Buoyed by Rheagan's amazing night, LSU kept putting up amazing scores at every rotation. By the end of two rotations, it seemed like the meet was essentially over. We were wrong. It was just getting started.
On the third rotation, LSU scored a 49.625 on the beam. Now, 49.625 is a huge score on any rotation, but it's off the charts on the beam, which usually has much lower scoring. Something was brewing in the P-MAC.
On the season, five teams have scored a 49.500 or better on the uneven bars, seven on the vault, and five on the floor. Not only had no one cracked 49.500 on the beam before tonight, the highest score on the season for any team was a 49.425. Only two teams had scored at least a 49.400 (Oklahoma was the other). LSU's previous season high was a 49.325, tied for the fifth best in the nation.
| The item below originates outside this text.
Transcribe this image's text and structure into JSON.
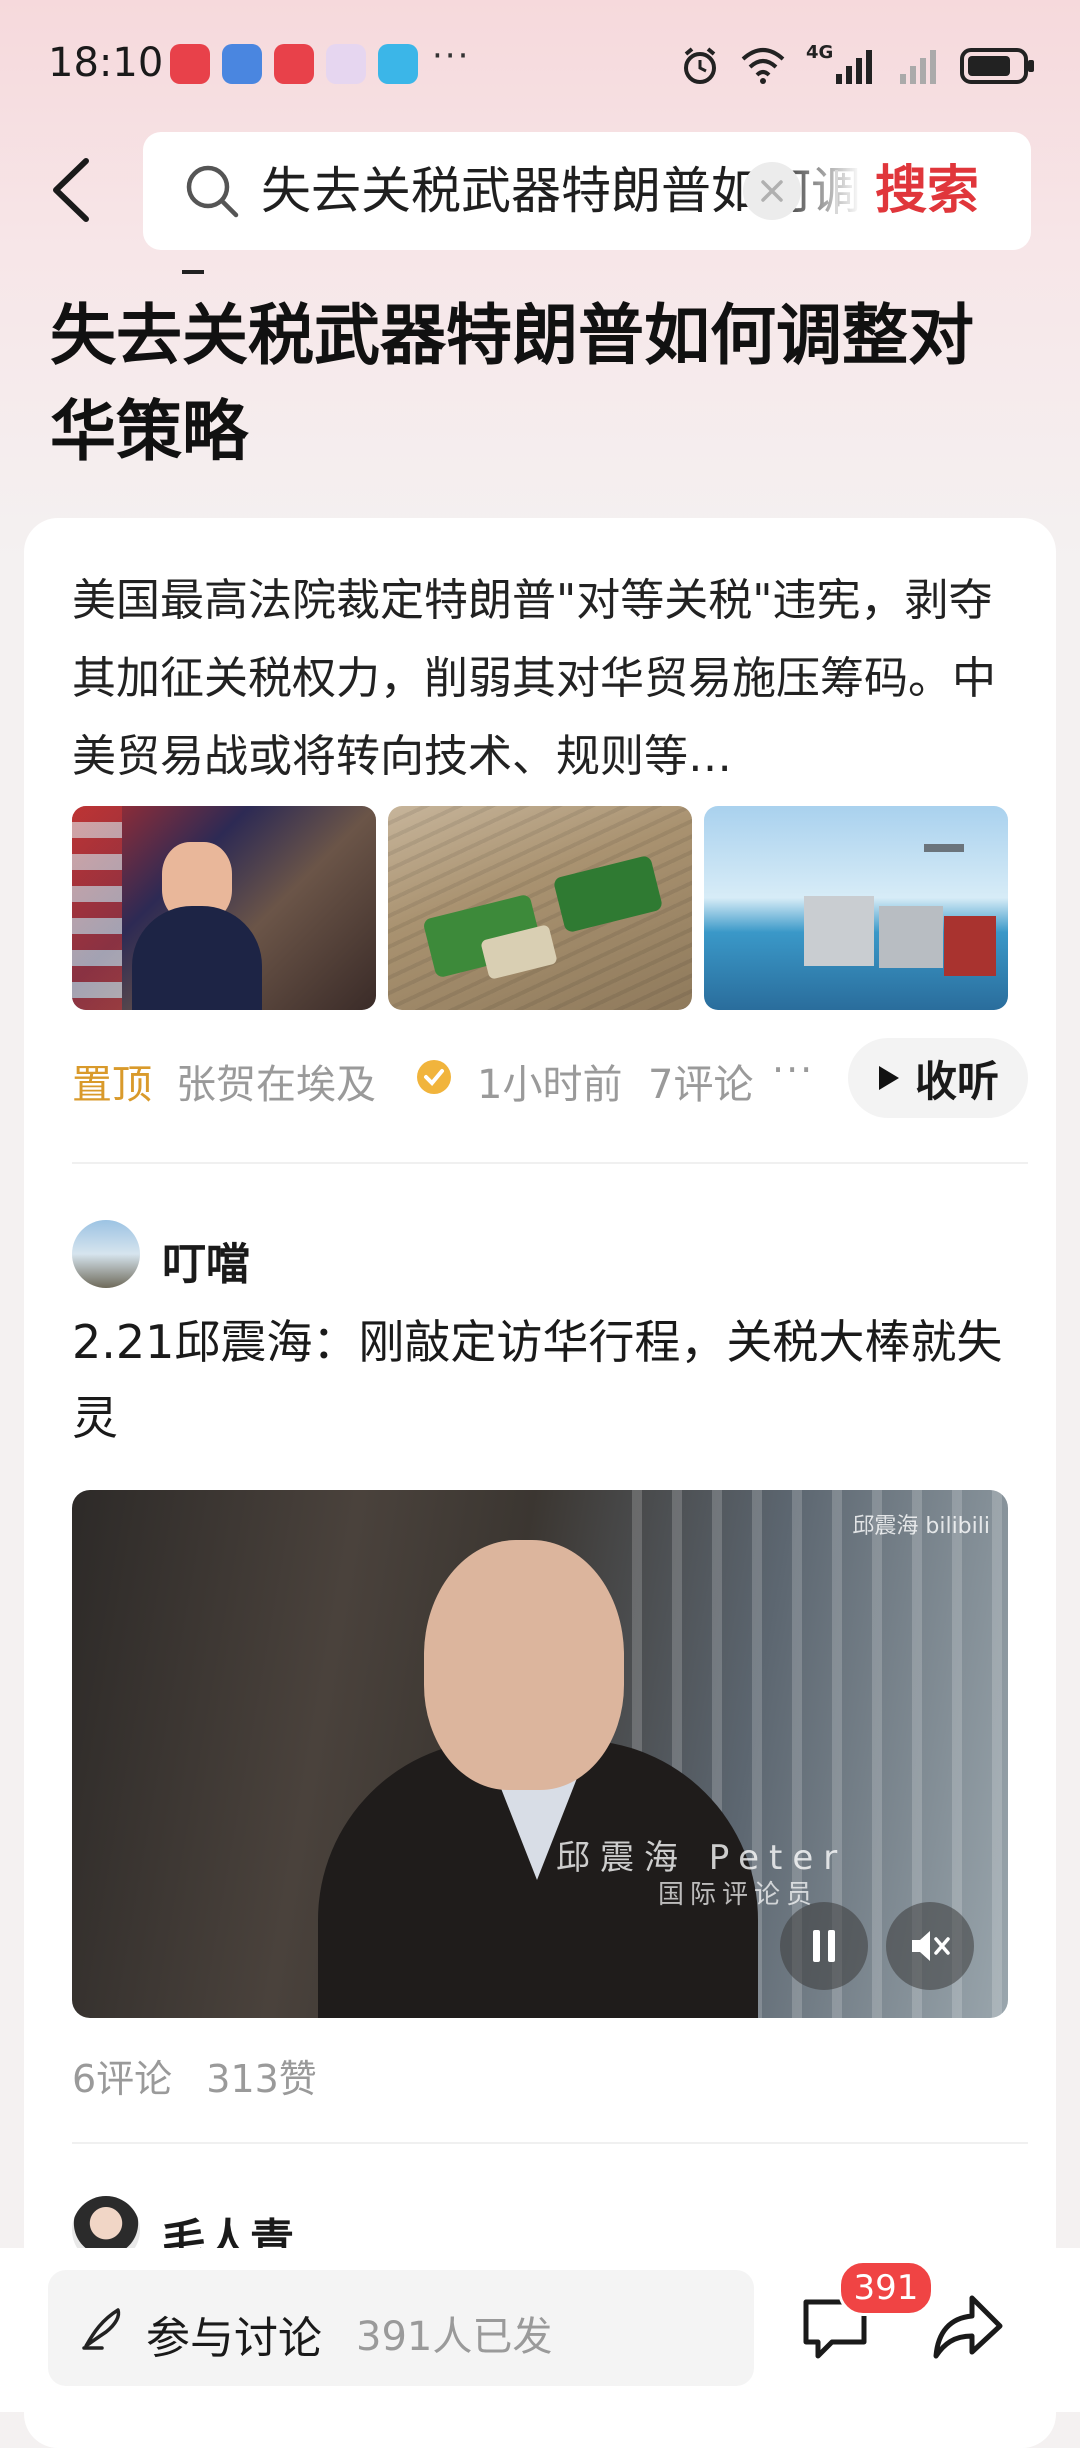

LSU rocketed past the 49.500 mark and put up a score on the beam a full two-tenths of a point higher than any team has managed all year. It bested LSU's previous best by three-tenths of a point as four gymnasts scored at least a 9.900 (Courville and Erin Macadaeg at 9.95, Myia Hambrick and Ashleigh Gnat at 9.90). At that point, history was in this team's grasp.
That's when I decided to jinx it:
Ummm... a 198 is possible tonight. LSU needs a 49.550 on floor, certainly within their ability.— Poseur (@ATVSPoseur) February 7, 2015
A 198 is a nearly impossible score. It requires that a team average 49.500 on each rotation, and a 49.500 requires that each individual average a 9.90 within the rotation. A 9.90 score is an excellent score to achieve even once. What a 198 requires is for the team to AVERAGE excellence. There is almost no room for error.
Going in the final three slots of that final rotations, LSU needed even more than 9.9's to reach that elusive 198. This was the moment the team needed its stars to be its stars. And boy, did they deliver. Gnat, Rheagan, and Mincy closed out the night with three straight awesome scores. 9.95, 9.975, and 9.95. By the time Les made the clap heard around the nation, LSU was on its way to the best score any team has posted all season long. This was the single best night for any LSU team all season.
That's one of the wonderful things about a great individual performance. It can key a spectacular team accomplishment. This should have been Courville's night. Instead, it was something even better.